What you need to do:
Read through the data below and state how many of its lines contain the word "icon", adding nothing.

Supplied data:
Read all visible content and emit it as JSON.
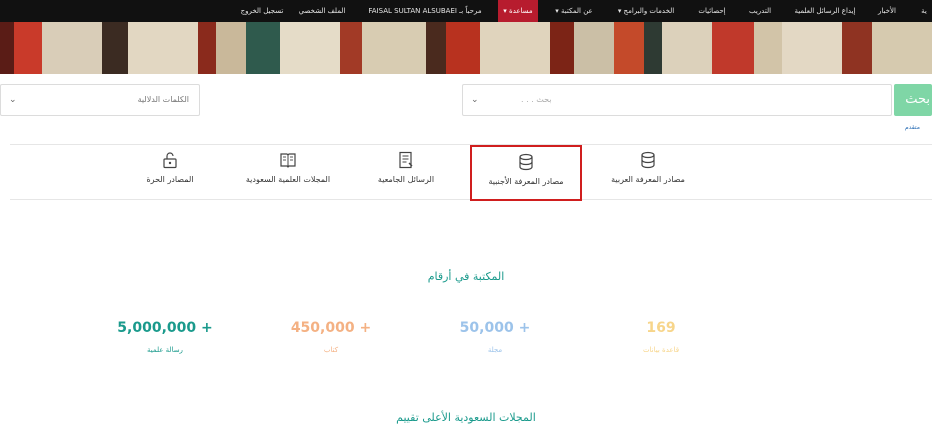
{
  "nav": {
    "items": [
      {
        "label": "ية"
      },
      {
        "label": "الأخبار"
      },
      {
        "label": "إيداع الرسائل العلمية"
      },
      {
        "label": "التدريب"
      },
      {
        "label": "إحصائيات"
      },
      {
        "label": "الخدمات والبرامج ▾"
      },
      {
        "label": "عن المكتبة ▾"
      },
      {
        "label": "مساعدة ▾"
      },
      {
        "label": "مرحباً بـ FAISAL SULTAN ALSUBAEI"
      },
      {
        "label": "الملف الشخصي"
      },
      {
        "label": "تسجيل الخروج"
      }
    ]
  },
  "search": {
    "button_label": "بحث",
    "query_placeholder": "بحث . . .",
    "keywords_label": "الكلمات الدلالية",
    "chevron": "⌄",
    "advanced_link": "متقدم"
  },
  "categories": [
    {
      "label": "مصادر المعرفة العربية",
      "icon": "database-icon"
    },
    {
      "label": "مصادر المعرفة الأجنبية",
      "icon": "database-icon"
    },
    {
      "label": "الرسائل الجامعية",
      "icon": "document-icon"
    },
    {
      "label": "المجلات العلمية السعودية",
      "icon": "journal-icon"
    },
    {
      "label": "المصادر الحرة",
      "icon": "unlock-icon"
    }
  ],
  "stats": {
    "title": "المكتبة في أرقام",
    "items": [
      {
        "number": "5,000,000 +",
        "label": "رسالة علمية",
        "color": "#1a9a8c"
      },
      {
        "number": "450,000 +",
        "label": "كتاب",
        "color": "#f4b183"
      },
      {
        "number": "50,000 +",
        "label": "مجلة",
        "color": "#9cc3ea"
      },
      {
        "number": "169",
        "label": "قاعدة بيانات",
        "color": "#f7d58a"
      }
    ]
  },
  "ratings_title": "المجلات السعودية الأعلى تقييم",
  "colors": {
    "accent": "#1a9a8c",
    "highlight_border": "#d01e1e",
    "search_button": "#7fd6a6",
    "active_nav": "#b71c2e"
  }
}
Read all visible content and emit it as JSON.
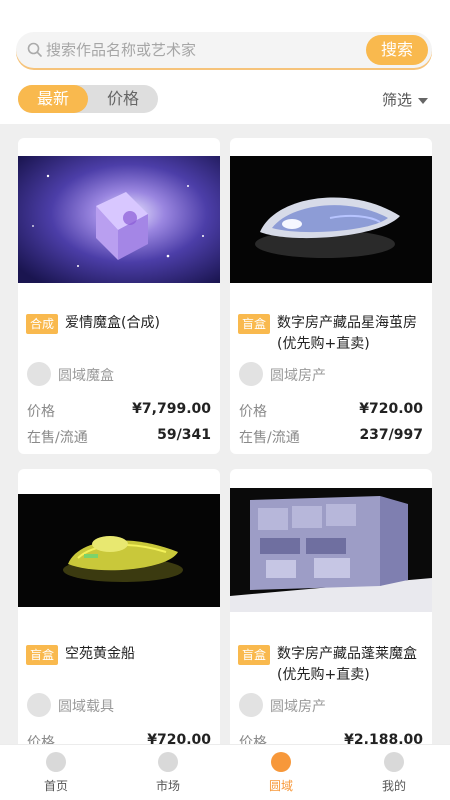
{
  "search": {
    "placeholder": "搜索作品名称或艺术家",
    "button_label": "搜索"
  },
  "tabs": {
    "latest": "最新",
    "price": "价格"
  },
  "filter": {
    "label": "筛选"
  },
  "cards": [
    {
      "tag": "合成",
      "title": "爱情魔盒(合成)",
      "creator": "圆域魔盒",
      "price_label": "价格",
      "price": "¥7,799.00",
      "stock_label": "在售/流通",
      "stock": "59/341"
    },
    {
      "tag": "盲盒",
      "title": "数字房产藏品星海茧房(优先购+直卖)",
      "creator": "圆域房产",
      "price_label": "价格",
      "price": "¥720.00",
      "stock_label": "在售/流通",
      "stock": "237/997"
    },
    {
      "tag": "盲盒",
      "title": "空苑黄金船",
      "creator": "圆域载具",
      "price_label": "价格",
      "price": "¥720.00"
    },
    {
      "tag": "盲盒",
      "title": "数字房产藏品蓬莱魔盒(优先购+直卖)",
      "creator": "圆域房产",
      "price_label": "价格",
      "price": "¥2,188.00"
    }
  ],
  "nav": [
    {
      "label": "首页",
      "icon": "home-icon"
    },
    {
      "label": "市场",
      "icon": "market-icon"
    },
    {
      "label": "圆域",
      "icon": "sphere-icon",
      "active": true
    },
    {
      "label": "我的",
      "icon": "profile-icon"
    }
  ],
  "colors": {
    "accent": "#f9b94e",
    "active_nav": "#f7983a"
  }
}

Answer to this problem:
9